Soldiering is never easy, but it is particularly difficult now when so many face the possibility of life altering injury and death everyday. I enlisted during peace time and although I was trained and ever ready for the possibility of battle, my daily life was relatively peaceful with my biggest threat to my safety coming from the sexual harassment from others who wore the uniform. To borrow a phrase from Charles Dickens, it was the best and worst of times for me in many ways and while there are many stories I could share on another day, today’s post has a different purpose. This is the day that Americans honor our living veterans.
Today, there are many wearing the various uniforms that make up the different branches of the American military family. Men and women who fight every day committed to the words they repeated on the day they volunteered to serve, ” I will obey the orders of the President of the United States and the orders of the officers appointed over me.” I use the word family with great intention because once you have assembled, trained, and lived with people in anticipation of a life threatening mission, you begin to see them as an extension of your family of origin. For many who grow up in less than ideal situations it may be the only family they know.
There are three veterans in particular that I like to think of as part of my family and while we never served together, I have heard bits of their individual stories over the years and have an understanding of the collective cost of their time in service. While my path was easy, these three men who fought in Vietnam, Jamie, Joe, and Bill have a different story to tell. I know what it’s like to be ready, but they know what it means to go.
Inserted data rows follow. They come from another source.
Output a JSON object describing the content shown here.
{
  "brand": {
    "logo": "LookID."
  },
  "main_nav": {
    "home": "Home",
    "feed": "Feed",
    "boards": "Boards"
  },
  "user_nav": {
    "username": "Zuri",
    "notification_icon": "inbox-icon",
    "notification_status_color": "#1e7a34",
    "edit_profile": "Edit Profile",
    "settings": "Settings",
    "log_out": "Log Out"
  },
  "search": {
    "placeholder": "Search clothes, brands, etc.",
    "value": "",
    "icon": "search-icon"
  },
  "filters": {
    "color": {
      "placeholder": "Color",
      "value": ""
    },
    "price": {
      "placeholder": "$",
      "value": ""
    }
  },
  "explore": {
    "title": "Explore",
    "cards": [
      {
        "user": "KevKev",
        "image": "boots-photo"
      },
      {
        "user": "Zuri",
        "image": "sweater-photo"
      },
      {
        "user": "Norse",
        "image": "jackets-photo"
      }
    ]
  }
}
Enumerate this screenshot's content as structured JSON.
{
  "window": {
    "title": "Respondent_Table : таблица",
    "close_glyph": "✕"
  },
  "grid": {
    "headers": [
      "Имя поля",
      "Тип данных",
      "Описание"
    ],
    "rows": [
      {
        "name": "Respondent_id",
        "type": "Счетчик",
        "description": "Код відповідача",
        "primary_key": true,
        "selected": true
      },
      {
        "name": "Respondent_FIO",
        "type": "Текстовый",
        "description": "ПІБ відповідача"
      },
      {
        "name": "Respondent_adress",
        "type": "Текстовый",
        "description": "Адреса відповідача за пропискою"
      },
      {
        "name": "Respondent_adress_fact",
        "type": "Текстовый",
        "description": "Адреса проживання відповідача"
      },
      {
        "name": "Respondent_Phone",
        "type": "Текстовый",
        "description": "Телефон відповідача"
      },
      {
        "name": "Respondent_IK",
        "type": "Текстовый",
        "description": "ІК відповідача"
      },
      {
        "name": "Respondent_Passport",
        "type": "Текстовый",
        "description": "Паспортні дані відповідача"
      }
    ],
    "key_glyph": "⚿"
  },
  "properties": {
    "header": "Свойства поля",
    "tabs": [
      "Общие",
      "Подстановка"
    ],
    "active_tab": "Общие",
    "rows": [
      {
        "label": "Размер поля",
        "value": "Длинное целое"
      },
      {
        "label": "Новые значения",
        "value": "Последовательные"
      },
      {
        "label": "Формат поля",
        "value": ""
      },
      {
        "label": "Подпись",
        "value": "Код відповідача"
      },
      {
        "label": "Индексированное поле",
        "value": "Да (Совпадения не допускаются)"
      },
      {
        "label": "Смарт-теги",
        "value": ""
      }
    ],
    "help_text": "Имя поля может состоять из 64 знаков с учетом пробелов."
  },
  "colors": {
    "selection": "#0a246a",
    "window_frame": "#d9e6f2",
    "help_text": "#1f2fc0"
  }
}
Today, as advertisers hawk big sales on various goods or you sit in frustration outside a public office closed for the day, please remember the real reason for Veterans Day and offer those currently serving or those who have served, a much needed and simple…thank you.
Thank YOU! for example.
I’m always fascinated to think of your military service. More and more in our culture, it seems, either you’re in a military family or you’re not — by which I mean that it seems like the vast majority of Americans don’t have anybody in their close circle serving in the Service (while they probably do have veteran fathers and grandfathers, if they’re my age). It’s a shame that so many of us know so little of those who are willing to join up and serve our country.
A good reminder today.
Thank you for that insiders thought. ONe reason I do so enjoy reading blogs from those outside my borders is the international reflections and their national sentiment. Especially well respected more overseas than in the US it seems has been Remembrance Day. Right now tho’ in central Texas, (and throughout the US) reflecting on the sacrifice made by our young soldiers and veterans has been brought very close to home with the occurance at Fort Hood.
Lovely post, Elizabeth. I really mean it……
Beautiful post Elizabeth…thank you
Thank you Elizabeth. I always try to thank service people when I see them. I may disagree with some of the military decisions our country makes, but the servicemen and women ALWAYS have my greatest respect and gratitude.
Love the old photos! What a full and meaningful life you have lived and continue to live – an interesting and inspiring journey that I am so glad you share here on your blog!
Elizabeth, you are something else, girl! It takes a lot courage to continue soldering for life.
I love you,
My nephew, Kyle Davis (21), just started his military career as a Marine in March 2011.